| EXERCISE DESCRIPTION |
Among these entries, how many lines have the string "icon" in them? Only the number is needed.

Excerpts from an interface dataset
********
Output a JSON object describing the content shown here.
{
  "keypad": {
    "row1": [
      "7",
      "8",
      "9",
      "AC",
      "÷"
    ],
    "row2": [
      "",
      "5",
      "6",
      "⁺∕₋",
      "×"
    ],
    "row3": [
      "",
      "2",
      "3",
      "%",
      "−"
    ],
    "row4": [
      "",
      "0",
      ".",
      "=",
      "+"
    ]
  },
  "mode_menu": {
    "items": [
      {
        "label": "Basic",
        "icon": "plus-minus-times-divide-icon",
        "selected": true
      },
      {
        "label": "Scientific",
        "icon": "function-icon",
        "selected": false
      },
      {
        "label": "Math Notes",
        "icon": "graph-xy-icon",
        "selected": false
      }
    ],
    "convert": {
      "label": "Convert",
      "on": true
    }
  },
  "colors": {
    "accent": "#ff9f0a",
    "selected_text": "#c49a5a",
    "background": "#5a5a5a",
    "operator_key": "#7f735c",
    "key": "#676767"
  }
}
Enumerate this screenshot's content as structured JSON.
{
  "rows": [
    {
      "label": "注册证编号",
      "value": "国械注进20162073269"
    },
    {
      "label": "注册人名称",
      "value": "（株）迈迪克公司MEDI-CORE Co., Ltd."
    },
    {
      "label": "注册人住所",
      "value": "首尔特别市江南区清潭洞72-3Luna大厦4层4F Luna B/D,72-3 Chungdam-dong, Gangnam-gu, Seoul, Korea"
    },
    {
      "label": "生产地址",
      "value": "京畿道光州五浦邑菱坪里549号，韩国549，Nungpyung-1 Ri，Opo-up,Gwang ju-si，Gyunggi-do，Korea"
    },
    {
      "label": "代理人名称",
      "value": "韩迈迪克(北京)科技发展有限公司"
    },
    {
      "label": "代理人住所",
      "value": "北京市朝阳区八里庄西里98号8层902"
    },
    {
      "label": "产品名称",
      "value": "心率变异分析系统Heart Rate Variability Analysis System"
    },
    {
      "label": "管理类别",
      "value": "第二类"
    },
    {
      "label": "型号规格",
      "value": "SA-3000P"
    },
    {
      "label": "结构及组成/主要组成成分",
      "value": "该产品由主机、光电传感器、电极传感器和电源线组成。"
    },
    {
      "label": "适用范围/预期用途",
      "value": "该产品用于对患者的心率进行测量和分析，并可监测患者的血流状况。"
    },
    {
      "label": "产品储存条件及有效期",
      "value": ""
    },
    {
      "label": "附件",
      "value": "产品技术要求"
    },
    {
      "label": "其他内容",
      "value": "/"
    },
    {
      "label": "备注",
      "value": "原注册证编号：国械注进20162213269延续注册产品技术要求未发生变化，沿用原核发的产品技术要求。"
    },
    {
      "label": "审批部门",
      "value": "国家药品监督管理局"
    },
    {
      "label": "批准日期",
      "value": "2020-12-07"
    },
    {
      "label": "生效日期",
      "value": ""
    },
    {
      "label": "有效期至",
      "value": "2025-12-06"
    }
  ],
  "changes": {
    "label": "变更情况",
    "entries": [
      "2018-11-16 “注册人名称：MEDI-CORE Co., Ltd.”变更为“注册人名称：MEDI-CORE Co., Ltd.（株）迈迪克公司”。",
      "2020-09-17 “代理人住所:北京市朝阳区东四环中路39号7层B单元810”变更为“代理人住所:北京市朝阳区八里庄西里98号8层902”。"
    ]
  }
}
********
| ANSWER FOR THIS EXERCISE |
3